In May, the all-party parliamentary group on youth affairs published the findings and recommendations of our inquiry into youth services, the culmination of just under a year of investigation in partnership with the National Youth Agency and the support of the British Youth Council and YMCA England and Wales. With the long-lasting and damning effects of austerity being felt throughout society, pressures on public services increasing, and opportunities for children and young people further out of reach than ever before, now is the time to refocus our efforts as a society and Labour movement on the role youth services play. They are an essential part of the fabric of our communities and help young people across the country to flourish personally and professionally.
The reality on the ground, however, is of a government that has ignored the benefits good provision for young people can bring. Funding to youth services has been cut by £1bn since 2010, with the largest cuts coming after the Conservative-Liberal Democrat coalition came to power in 2010.
Throughout the Tories’ ‘age of austerity’, youth services have been hit disproportionately hard – between 2012 and 2016 alone, 600 youth centres and 139,000 individual youth service places disappeared. We are now left with highly fragmented and targeted provision. The schemes that do still exist are, of course, hugely worthwhile, but their patchy nature undermines the immense importance these services can have when delivered holistically and universally; all while a shocking 95 per cent of total government expenditure on youth services goes to David Cameron’s National Citizen Service, a project that has failed to live up to its much-publicised promise.
But why are services for children and young people so important, and what would a properly funded and managed system provide? In a Britain where too many young people feel left behind, neglected, and unable to access an ever-dwindling number of opportunities, the radical power of youth services must not be underestimated. They provide the support, foundations, and inspiration to set people up for life and change outcomes for entire communities. Much has been written about the important role of such services especially for young people from troubled backgrounds, including improving mental health, relationships and access to the jobs market and reducing crime and antisocial behaviour, but to think that these are the only benefits to society would be short-sighted. The transformative nature of youth work can allow children and young people from all backgrounds, crucially including those from deprived, maligned, or underrepresented groups, to unleash their full potential both in the present and into the future.
Our APPG report recommends a series of solutions to the current crisis in youth work. Where today we have a lack of focus and prioritisation for youth services, we call for a specific minister responsible for youth policy, accountable to parliament and the country at large. In the place of cuts and a complete lack of clarity on funding, we recommend greater investment in youth work and the reinstatement of national audits of youth services, so we know what is being spent and where. As an antidote to ambiguous and vague standards, we recommend clearly defining what the minimum levels of youth services ought to be, with a clear statutory duty and guidance on their provision.
However simply increasing funding and focus at the highest levels will not be enough. Local authorities must be empowered to enforce this statutory duty, with a lead role responsible in each authority.

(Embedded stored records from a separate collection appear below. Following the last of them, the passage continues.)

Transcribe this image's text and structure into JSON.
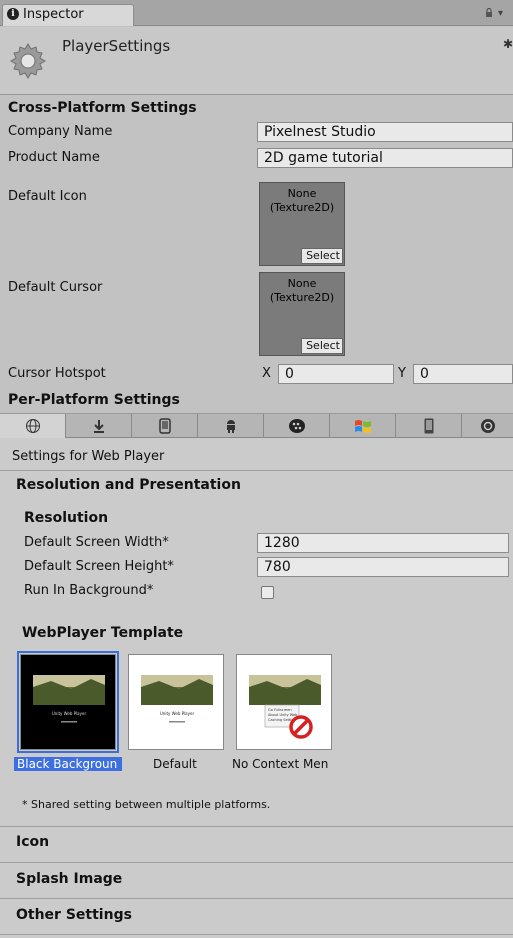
{
  "tab": {
    "title": "Inspector"
  },
  "header": {
    "title": "PlayerSettings"
  },
  "cross_platform": {
    "title": "Cross-Platform Settings",
    "company_name_label": "Company Name",
    "company_name_value": "Pixelnest Studio",
    "product_name_label": "Product Name",
    "product_name_value": "2D game tutorial",
    "default_icon_label": "Default Icon",
    "default_cursor_label": "Default Cursor",
    "texture_none": "None",
    "texture_type": "(Texture2D)",
    "select_label": "Select",
    "cursor_hotspot_label": "Cursor Hotspot",
    "hotspot_x_label": "X",
    "hotspot_x_value": "0",
    "hotspot_y_label": "Y",
    "hotspot_y_value": "0"
  },
  "per_platform": {
    "title": "Per-Platform Settings",
    "tabs": [
      "web-player",
      "standalone",
      "ios",
      "android",
      "blackberry",
      "windows-store",
      "windows-phone",
      "ouya"
    ],
    "selected_tab": "web-player",
    "settings_for": "Settings for Web Player"
  },
  "resolution": {
    "section_title": "Resolution and Presentation",
    "sub_title": "Resolution",
    "width_label": "Default Screen Width*",
    "width_value": "1280",
    "height_label": "Default Screen Height*",
    "height_value": "780",
    "run_bg_label": "Run In Background*",
    "run_bg_checked": false
  },
  "webplayer_template": {
    "title": "WebPlayer Template",
    "templates": [
      {
        "label": "Black Backgroun",
        "selected": true
      },
      {
        "label": "Default",
        "selected": false
      },
      {
        "label": "No Context Men",
        "selected": false
      }
    ],
    "thumb_text": "Unity Web Player",
    "menu_lines": [
      "Go Fullscreen",
      "About Unity Web...",
      "Caching Settings"
    ]
  },
  "shared_note": "* Shared setting between multiple platforms.",
  "collapsed_sections": [
    "Icon",
    "Splash Image",
    "Other Settings"
  ]
}
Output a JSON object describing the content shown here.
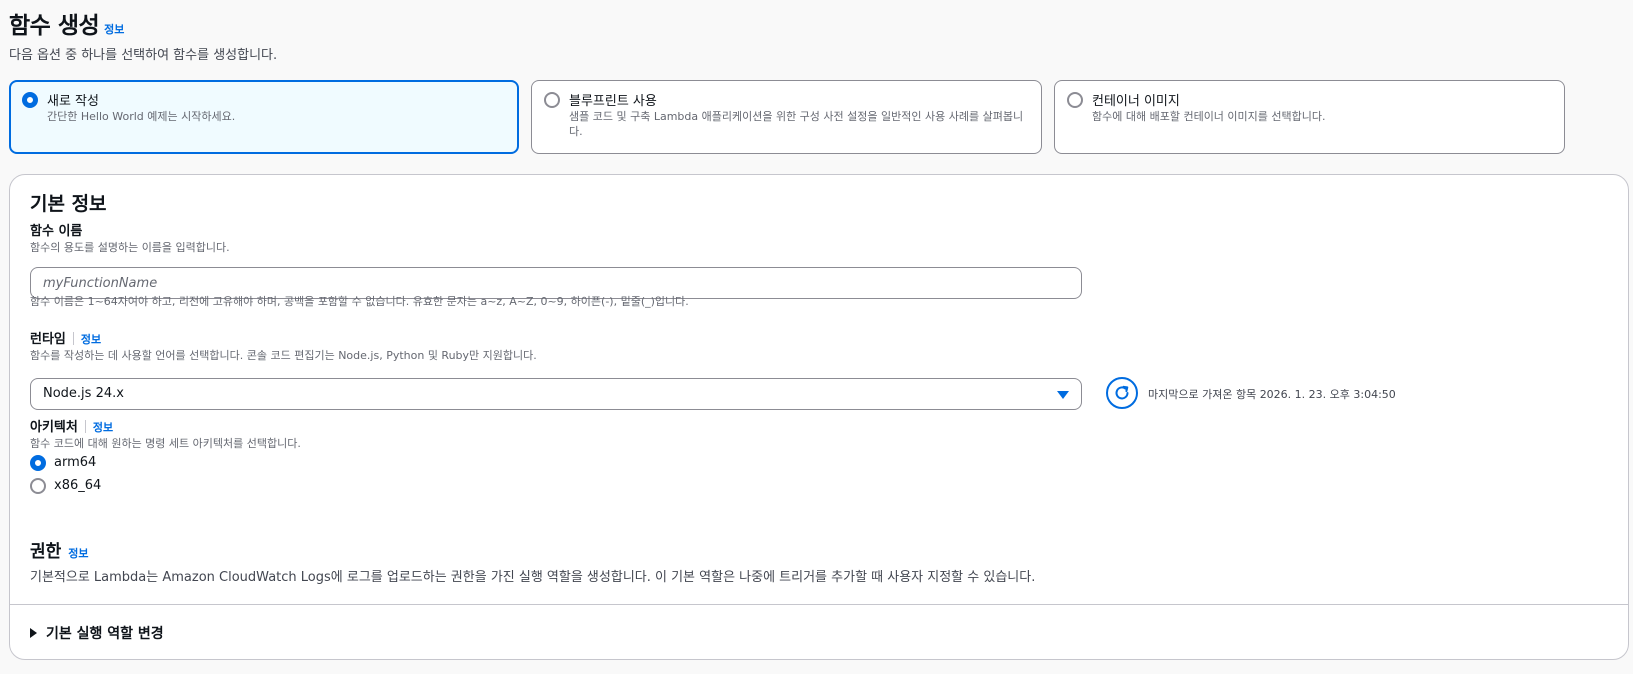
{
  "header": {
    "title": "함수 생성",
    "info": "정보",
    "description": "다음 옵션 중 하나를 선택하여 함수를 생성합니다."
  },
  "options": [
    {
      "label": "새로 작성",
      "description": "간단한 Hello World 예제는 시작하세요.",
      "selected": true
    },
    {
      "label": "블루프린트 사용",
      "description": "샘플 코드 및 구축 Lambda 애플리케이션을 위한 구성 사전 설정을 일반적인 사용 사례를 살펴봅니다.",
      "selected": false
    },
    {
      "label": "컨테이너 이미지",
      "description": "함수에 대해 배포할 컨테이너 이미지를 선택합니다.",
      "selected": false
    }
  ],
  "basic": {
    "title": "기본 정보",
    "function_name": {
      "label": "함수 이름",
      "description": "함수의 용도를 설명하는 이름을 입력합니다.",
      "placeholder": "myFunctionName",
      "value": "",
      "constraint": "함수 이름은 1~64자여야 하고, 리전에 고유해야 하며, 공백을 포함할 수 없습니다. 유효한 문자는 a~z, A~Z, 0~9, 하이픈(-), 밑줄(_)입니다."
    },
    "runtime": {
      "label": "런타임",
      "info": "정보",
      "description": "함수를 작성하는 데 사용할 언어를 선택합니다. 콘솔 코드 편집기는 Node.js, Python 및 Ruby만 지원합니다.",
      "selected": "Node.js 24.x",
      "last_fetched": "마지막으로 가져온 항목 2026. 1. 23. 오후 3:04:50"
    },
    "architecture": {
      "label": "아키텍처",
      "info": "정보",
      "description": "함수 코드에 대해 원하는 명령 세트 아키텍처를 선택합니다.",
      "options": [
        {
          "label": "arm64",
          "selected": true
        },
        {
          "label": "x86_64",
          "selected": false
        }
      ]
    },
    "permissions": {
      "title": "권한",
      "info": "정보",
      "description": "기본적으로 Lambda는 Amazon CloudWatch Logs에 로그를 업로드하는 권한을 가진 실행 역할을 생성합니다. 이 기본 역할은 나중에 트리거를 추가할 때 사용자 지정할 수 있습니다."
    },
    "change_role": "기본 실행 역할 변경"
  },
  "colors": {
    "accent": "#006ce0",
    "selected_bg": "#f0fbff",
    "text": "#0f141a",
    "muted": "#656871"
  }
}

The evaluation and inspection of youth services must also be standardised, so we can finally put an end to the postcode lottery that leaves some communities neglected, providing a national baseline. In order to be truly effective, however, youth work must be approached as part of a wider ecosystem of services for children and young people – not delivered in isolation, as substitute, or considered an afterthought.
It is high time that we truly considered youth work as the profound influence in the lives of children and young people that it is. When properly funded, sensibly managed, and universally provided, it has the potential to give purpose in the present and hope for the future – for generations that are in desperate need today.